=== MATERIAL PROVIDED ===
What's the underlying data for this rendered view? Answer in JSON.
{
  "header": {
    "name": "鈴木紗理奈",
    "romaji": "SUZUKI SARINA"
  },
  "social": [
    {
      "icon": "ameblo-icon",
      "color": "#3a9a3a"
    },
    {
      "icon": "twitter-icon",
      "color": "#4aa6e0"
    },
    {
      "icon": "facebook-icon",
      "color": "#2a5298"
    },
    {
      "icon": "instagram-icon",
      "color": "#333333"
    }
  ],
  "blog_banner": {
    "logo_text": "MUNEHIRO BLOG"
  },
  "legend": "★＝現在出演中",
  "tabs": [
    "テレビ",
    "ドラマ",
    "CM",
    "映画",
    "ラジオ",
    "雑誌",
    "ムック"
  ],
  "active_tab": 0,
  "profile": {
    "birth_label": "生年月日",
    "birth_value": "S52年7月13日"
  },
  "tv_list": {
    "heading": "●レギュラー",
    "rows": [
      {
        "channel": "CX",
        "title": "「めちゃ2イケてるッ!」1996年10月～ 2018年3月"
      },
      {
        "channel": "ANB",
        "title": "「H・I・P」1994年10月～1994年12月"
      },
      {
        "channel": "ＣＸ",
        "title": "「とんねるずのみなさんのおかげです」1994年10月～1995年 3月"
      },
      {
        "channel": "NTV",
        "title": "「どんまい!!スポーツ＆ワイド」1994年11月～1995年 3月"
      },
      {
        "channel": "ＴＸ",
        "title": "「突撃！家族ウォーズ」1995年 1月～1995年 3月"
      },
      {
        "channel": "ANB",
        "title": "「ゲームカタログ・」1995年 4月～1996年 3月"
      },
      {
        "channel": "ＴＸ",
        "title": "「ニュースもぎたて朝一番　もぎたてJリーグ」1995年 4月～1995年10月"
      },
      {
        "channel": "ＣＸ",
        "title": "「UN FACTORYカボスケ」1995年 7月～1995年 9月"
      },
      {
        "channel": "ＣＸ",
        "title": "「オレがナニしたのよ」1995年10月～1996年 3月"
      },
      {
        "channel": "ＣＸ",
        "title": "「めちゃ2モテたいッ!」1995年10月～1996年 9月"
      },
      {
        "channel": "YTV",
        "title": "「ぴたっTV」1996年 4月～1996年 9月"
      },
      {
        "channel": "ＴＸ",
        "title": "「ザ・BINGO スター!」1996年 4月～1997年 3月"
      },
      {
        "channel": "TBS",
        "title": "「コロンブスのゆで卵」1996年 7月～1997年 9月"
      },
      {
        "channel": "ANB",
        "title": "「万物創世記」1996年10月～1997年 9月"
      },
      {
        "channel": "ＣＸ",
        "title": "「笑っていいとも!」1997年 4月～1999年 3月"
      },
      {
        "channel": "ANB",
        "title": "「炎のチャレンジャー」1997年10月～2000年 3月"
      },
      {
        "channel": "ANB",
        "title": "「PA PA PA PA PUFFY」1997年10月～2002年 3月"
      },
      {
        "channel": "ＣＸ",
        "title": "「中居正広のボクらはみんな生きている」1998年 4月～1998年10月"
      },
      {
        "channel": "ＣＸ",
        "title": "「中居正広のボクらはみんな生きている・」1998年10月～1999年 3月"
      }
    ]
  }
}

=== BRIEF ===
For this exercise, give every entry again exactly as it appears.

=== EXERCISE ANSWER ===
What's the underlying data for this rendered view? Answer in JSON.
{
  "header": {
    "name": "鈴木紗理奈",
    "romaji": "SUZUKI SARINA"
  },
  "social": [
    {
      "icon": "ameblo-icon",
      "color": "#3a9a3a"
    },
    {
      "icon": "twitter-icon",
      "color": "#4aa6e0"
    },
    {
      "icon": "facebook-icon",
      "color": "#2a5298"
    },
    {
      "icon": "instagram-icon",
      "color": "#333333"
    }
  ],
  "blog_banner": {
    "logo_text": "MUNEHIRO BLOG"
  },
  "legend": "★＝現在出演中",
  "tabs": [
    "テレビ",
    "ドラマ",
    "CM",
    "映画",
    "ラジオ",
    "雑誌",
    "ムック"
  ],
  "active_tab": 0,
  "profile": {
    "birth_label": "生年月日",
    "birth_value": "S52年7月13日"
  },
  "tv_list": {
    "heading": "●レギュラー",
    "rows": [
      {
        "channel": "CX",
        "title": "「めちゃ2イケてるッ!」1996年10月～ 2018年3月"
      },
      {
        "channel": "ANB",
        "title": "「H・I・P」1994年10月～1994年12月"
      },
      {
        "channel": "ＣＸ",
        "title": "「とんねるずのみなさんのおかげです」1994年10月～1995年 3月"
      },
      {
        "channel": "NTV",
        "title": "「どんまい!!スポーツ＆ワイド」1994年11月～1995年 3月"
      },
      {
        "channel": "ＴＸ",
        "title": "「突撃！家族ウォーズ」1995年 1月～1995年 3月"
      },
      {
        "channel": "ANB",
        "title": "「ゲームカタログ・」1995年 4月～1996年 3月"
      },
      {
        "channel": "ＴＸ",
        "title": "「ニュースもぎたて朝一番　もぎたてJリーグ」1995年 4月～1995年10月"
      },
      {
        "channel": "ＣＸ",
        "title": "「UN FACTORYカボスケ」1995年 7月～1995年 9月"
      },
      {
        "channel": "ＣＸ",
        "title": "「オレがナニしたのよ」1995年10月～1996年 3月"
      },
      {
        "channel": "ＣＸ",
        "title": "「めちゃ2モテたいッ!」1995年10月～1996年 9月"
      },
      {
        "channel": "YTV",
        "title": "「ぴたっTV」1996年 4月～1996年 9月"
      },
      {
        "channel": "ＴＸ",
        "title": "「ザ・BINGO スター!」1996年 4月～1997年 3月"
      },
      {
        "channel": "TBS",
        "title": "「コロンブスのゆで卵」1996年 7月～1997年 9月"
      },
      {
        "channel": "ANB",
        "title": "「万物創世記」1996年10月～1997年 9月"
      },
      {
        "channel": "ＣＸ",
        "title": "「笑っていいとも!」1997年 4月～1999年 3月"
      },
      {
        "channel": "ANB",
        "title": "「炎のチャレンジャー」1997年10月～2000年 3月"
      },
      {
        "channel": "ANB",
        "title": "「PA PA PA PA PUFFY」1997年10月～2002年 3月"
      },
      {
        "channel": "ＣＸ",
        "title": "「中居正広のボクらはみんな生きている」1998年 4月～1998年10月"
      },
      {
        "channel": "ＣＸ",
        "title": "「中居正広のボクらはみんな生きている・」1998年10月～1999年 3月"
      }
    ]
  }
}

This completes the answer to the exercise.